As part of the festival Viewpoint SMAK presents again the work of an artist, active in both plastic art and film. Last year a video installation and a photo series of Harmony Korine – the enfant terrible of the American Cinema - has been exposed. This year two works of the German-Egypt director Harun Farocki will be presented.
Harun Farocki is making films since 1966 in a style close to the French 'Nouvelle Vague' movement of
the fifties. Over the years Farocki developed an own style, technically refined and with a great
profundity concerning the content. Politics, economy and aesthetic crosses each other, and because of
that his films get a strong reflective and critical force.
The 'image maker' registers rarely the reality in an objective way. To decode and understand images
completely Farocki means that it is necessary to revert to our ‘knowledge’ or memories of reality. To
lighten this aspect Harun Farocki works almost only with existing shots of security cameras, espionage
departments or amateurish shots of hand cameras. He offers the spectators a new critical view on
existing, so-called neutral images. According to Farocki the reality and the representation on film exists
in two parallel worlds, with a dialectic skill between them. He edits the different recycled shots in such a
way that they are not only critical and philosophical, but also with a poetical force.
SMAK shows two movies: Schnittstelle and I Thought I was Seeing Convicts. Schnittstelle (1995), a
video installation, deals with the question of the reuse of existing images, and considers the
consequences or the relevance of it for the filmmaker and the viewer. The movie legitimises in a way his
consequent choice for using existing shots in stead of new ones. The title Schnittstelle refers to the
different meanings of the word 'Schnitt'. On the one hand it refers to the editing table of the filmmaker,
where the tape is 'cut'; on the other hand to the way a human being moves in the virtual world of
computers, cameras etc., namely with the help of a keyboard, a webcam and all kind of
In I Thought I was Seeing Convicts, his most recent film, Farocki uses shots of security cameras of
one of the maximum security prisons in America. We see how the camera suddenly zooms in on a fight
between two prisoners. The guarding warns the prisoners through speakers, and then fires rubber
bullets. A little later they fire live ammunition. By omitting the sound of this fragment and by placing the
camera next to the rifleman Farocki emphasises the social relationship between the one who fires and

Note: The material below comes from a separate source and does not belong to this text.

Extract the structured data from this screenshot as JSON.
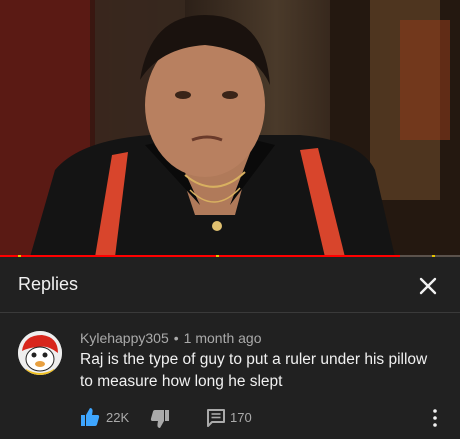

the one who films; between the one with force and the one who take shots. Because of this the images
get a very oppressive and critical character.
I Thought I was Seeing Convicts, 2000